At first, this assignment seems strange: why would we write a Scheme program to implement Scheme? The goal is to show you that our techniques for writing data definitions and interpreters let you implement ANY large language; on those grounds, we could in theory (but won't) write a Scheme program to implement Java. Similarly, you could write the interpreter in any language you choose. So the skills you practice here would let you implement Perl in Java, or Python in Scheme, or Java in COBOL (assuming you could find a reason to do the latter ...).
The way to think about this lab is to recall the set of concerns we've asked about with each new language design: what's the data, what are the operators? How do we create data definitions for each? How do we implement an interpreter that evaluates the operators? Think about these same questions as you work through the exercises.
NOTE: You may continue with this lab next week or do a lab on newer material. Make sure you have uploaded your lab for this week to turnin so you can download it again next week.
Work through the exercises on Evaluating Scheme in HTDP.
Everyone should be able to finish up through exercise 14.4.3 by the end of lab 5.
If you are doing well, you will be able to finish up through exercise 14.4.4 by the end of lab 5.
Work through the exercises on Evaluating Scheme, Part 2 in HTDP.
Everyone should be able to finish up through exercise 17.7.2 by the end of lab 6.
If you are doing well, you will be able to finish up through 17.7.3 by the end of lab 6.

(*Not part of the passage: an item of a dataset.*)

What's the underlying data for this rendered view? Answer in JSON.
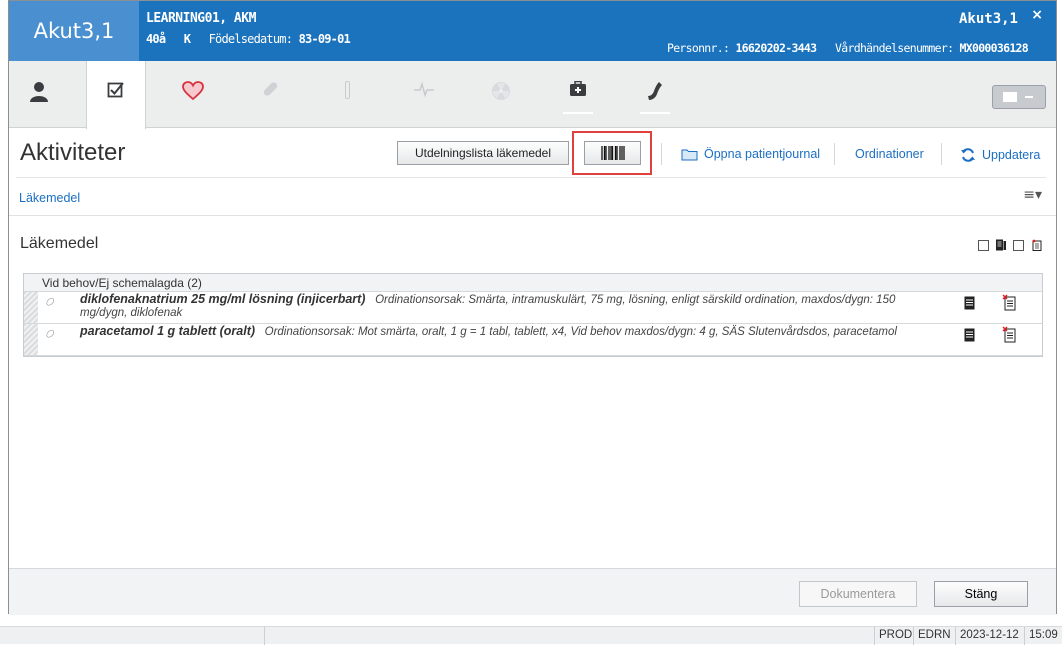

If you are extremely well, you will be able to finish up through 17.7.4 by the end of lab 6.
Most of you won't get this far in the two weeks. If you do, however, here are some extensions you can consider making to your interpreter.
if-zero construct. This construct is a
simplified form of an if-statement. The test must evaluate to a
number. If that number evaluates to true, evaluate the then-part,
otherwise evaluate the else-part. For example:
(if-zero (+ 4 3) 2 6) returns 6 (if-zero (+ 4 -4) (* 2 1) 6) returns 3
Given if-zero, you can now write factorial in your subset of Scheme. Send factorial as one of the definitions and evaluate a call to factorial with your interpreter. Do you get the right answer?
From here, you can do all sorts of fun things like add functions with multiple arguments, local, begin, and your other favorite operators to your implementation ...